The lure of the steam locomotive has aroused
endless speculation, especially among those who have never experienced it. Why
has this mechanical giant of a bygone day so long outlived its economic destiny
in the minds and hearts of rail enthusiasts across the country and throughout
Some would advance the theory that nostalgia
plays an important part. Our fancy for flashing pistons and side rods, they
say, is little more than a reaching out for our own youth, a hunger for the far
and lost. Perhaps so.
Yet how, then, do you explain the young railroad
fans who grew up to the sound and sight of diesels and have come late, but just
as eagerly to the pursuit of steam?
My own belief is that the wedding of steam and
steel was one of those rare combinations of beauty and utility that have a
timeless appeal to the imagination. Steam locomotives were more than machines –
they were destiny on wheels. Their power was awesome and their prize a national
linked together with steel rails. White plumes of engine smoke streamed above
the land like the banners of conquering host.
Now history has passed them by and, in an
economic sense, so have we. But all that an explosion of a new technology helps
us to create for the present and the future takes nothing away from – indeed, it
is based on – the accomplishments of men in the age of steam.
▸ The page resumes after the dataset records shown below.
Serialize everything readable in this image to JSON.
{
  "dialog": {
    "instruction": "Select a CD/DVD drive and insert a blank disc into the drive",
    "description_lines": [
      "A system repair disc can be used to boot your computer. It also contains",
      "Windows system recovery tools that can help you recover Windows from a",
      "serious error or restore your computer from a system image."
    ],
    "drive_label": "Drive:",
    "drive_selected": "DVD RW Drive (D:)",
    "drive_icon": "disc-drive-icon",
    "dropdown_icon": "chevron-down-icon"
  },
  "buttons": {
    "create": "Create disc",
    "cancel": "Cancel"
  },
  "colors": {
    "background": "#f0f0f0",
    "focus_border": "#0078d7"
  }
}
We are not weaker
but stronger for acknowledging our debt.
To me there is nothing incompatible with our
reach for the future in pausing for an affectionate look at the Pacifics, the
Mikados, the Consolidations and all the steam giants with their singing names.
After all, steam locomotives were in their time as bold an experiment of any of
W. Graham Claytor, Jr.
President, Southern Railway System
Speaking at the 1966 National Railway Historical
Society in Richmond, Virginia